Such events are called "falling knives". Bargains can be found, but do you really want to catch that falling knife?
In the UK, Barclays and Lloyds banks are fungibles — extremely liquid stocks with a market depth that ensures your trade order will be filled immediately. Rarely will you suffer the effect of needing to seek a requote.
But Barclays moves far faster than Lloyds Bank. If you are long Barclays, you could preset an order to trigger short Lloyds as a slowing stock value. Why would you do that? If you have Barclays as equity and believe it is a growth story for, say, the medium term, falling knife scenarios can be painful.
Equities that are dragged down through no fault of their own will recover, so rather than suffer the drawdown, you could use Lloyds as a brake. It will track Barclays downwards and earn a profit (albeit slower), but give you time to re-assess the situation.
Perhaps Barclays will become a bargain, and you could then use the proceeds of the Lloyds' short for future purchases.
Perhaps you should consider an options defensive play. The options guys here outline plenty of these strategies. In times of low VIX, puts are cheaper than the implied volatility rank (IVR).
You could also sell an out-of-the-money call option, which should also be cheap. At times like this, I would try to preset an alarm to short the VIX when above 28, with the assumption that sooner or later the falling knife will hit support/floor of some kind, and profits can be made.
Trading at a VIX extreme of market volatility is often safer. Falling knives don't have to be caught, but can be played defensively as long as you are trading fungibles only.
In fact, we consume pretty much the same amount each year. We tend to cut frivolous expenditure before cutting core energy spending. It isn't just oil that has inelastic demand. Consider water, food and other consumer staples, and you can see why such sectors become defensive plays.
Furthermore, such sectors are big parts of indices and totally fungible. Equity portfolio managers should perceive when the commodity cycle is at a low for the establishment of long-term diversity and defensive stock positions.

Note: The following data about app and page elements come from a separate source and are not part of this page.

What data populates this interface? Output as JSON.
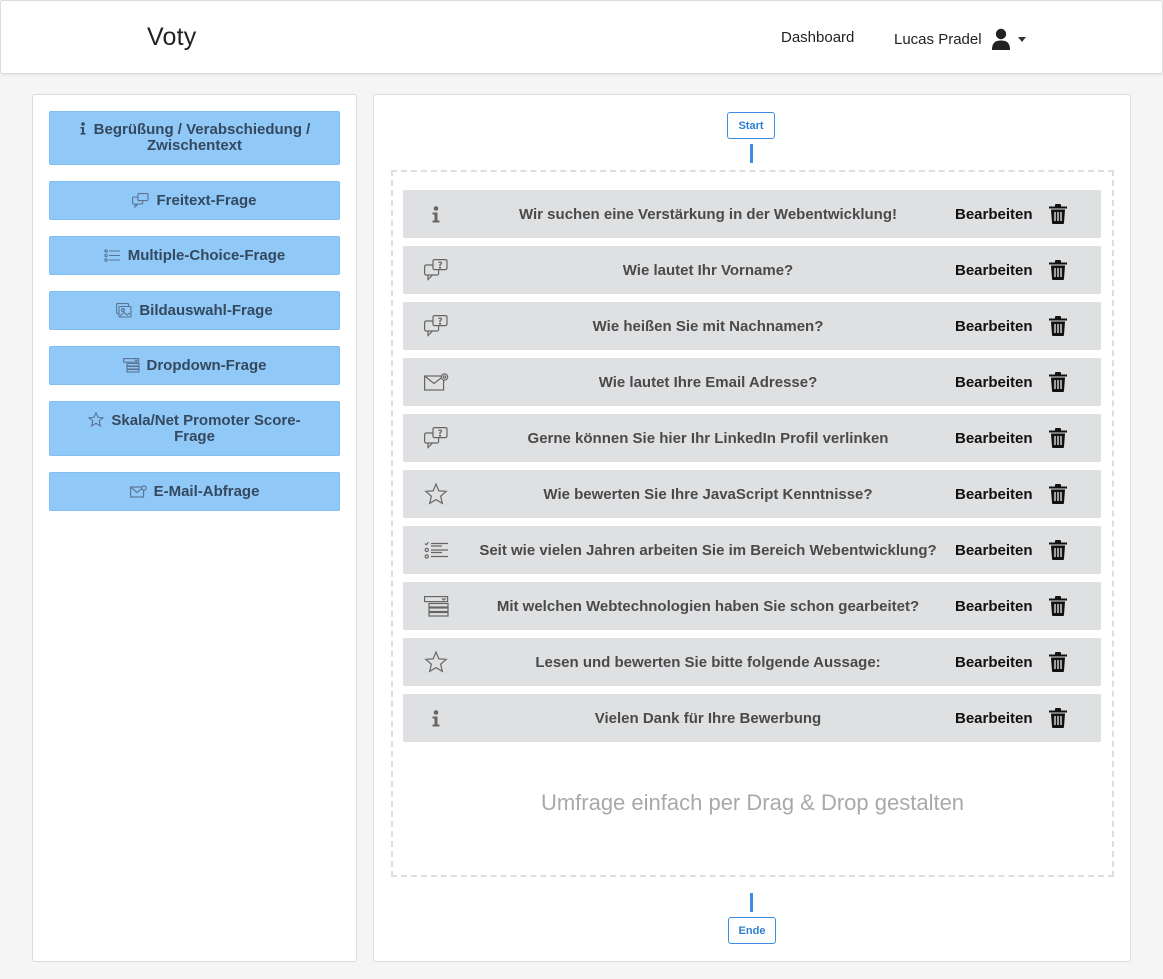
{
  "app": {
    "brand": "Voty"
  },
  "nav": {
    "dashboard": "Dashboard",
    "user_name": "Lucas Pradel"
  },
  "sidebar": {
    "items": [
      {
        "label": "Begrüßung / Verabschiedung / Zwischentext",
        "icon": "info-icon"
      },
      {
        "label": "Freitext-Frage",
        "icon": "speech-bubble-icon"
      },
      {
        "label": "Multiple-Choice-Frage",
        "icon": "list-icon"
      },
      {
        "label": "Bildauswahl-Frage",
        "icon": "image-icon"
      },
      {
        "label": "Dropdown-Frage",
        "icon": "dropdown-icon"
      },
      {
        "label": "Skala/Net Promoter Score-Frage",
        "icon": "star-icon"
      },
      {
        "label": "E-Mail-Abfrage",
        "icon": "envelope-icon"
      }
    ]
  },
  "flow": {
    "start": "Start",
    "end": "Ende"
  },
  "questions": [
    {
      "text": "Wir suchen eine Verstärkung in der Webentwicklung!",
      "icon": "info-icon"
    },
    {
      "text": "Wie lautet Ihr Vorname?",
      "icon": "speech-bubble-icon"
    },
    {
      "text": "Wie heißen Sie mit Nachnamen?",
      "icon": "speech-bubble-icon"
    },
    {
      "text": "Wie lautet Ihre Email Adresse?",
      "icon": "envelope-icon"
    },
    {
      "text": "Gerne können Sie hier Ihr LinkedIn Profil verlinken",
      "icon": "speech-bubble-icon"
    },
    {
      "text": "Wie bewerten Sie Ihre JavaScript Kenntnisse?",
      "icon": "star-icon"
    },
    {
      "text": "Seit wie vielen Jahren arbeiten Sie im Bereich Webentwicklung?",
      "icon": "list-icon"
    },
    {
      "text": "Mit welchen Webtechnologien haben Sie schon gearbeitet?",
      "icon": "dropdown-icon"
    },
    {
      "text": "Lesen und bewerten Sie bitte folgende Aussage:",
      "icon": "star-icon"
    },
    {
      "text": "Vielen Dank für Ihre Bewerbung",
      "icon": "info-icon"
    }
  ],
  "edit_label": "Bearbeiten",
  "hint": "Umfrage einfach per Drag & Drop gestalten",
  "colors": {
    "tool_bg": "#90c8f8",
    "row_bg": "#dfe0e2",
    "accent": "#3d8ee0"
  }
}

Last week I mentioned rates of change between three currency pairings traded as one large-scale trade, and previously the correlation between the Nasdaq and S&P 500 using their moving averages.
— Edited by Adam Courtenay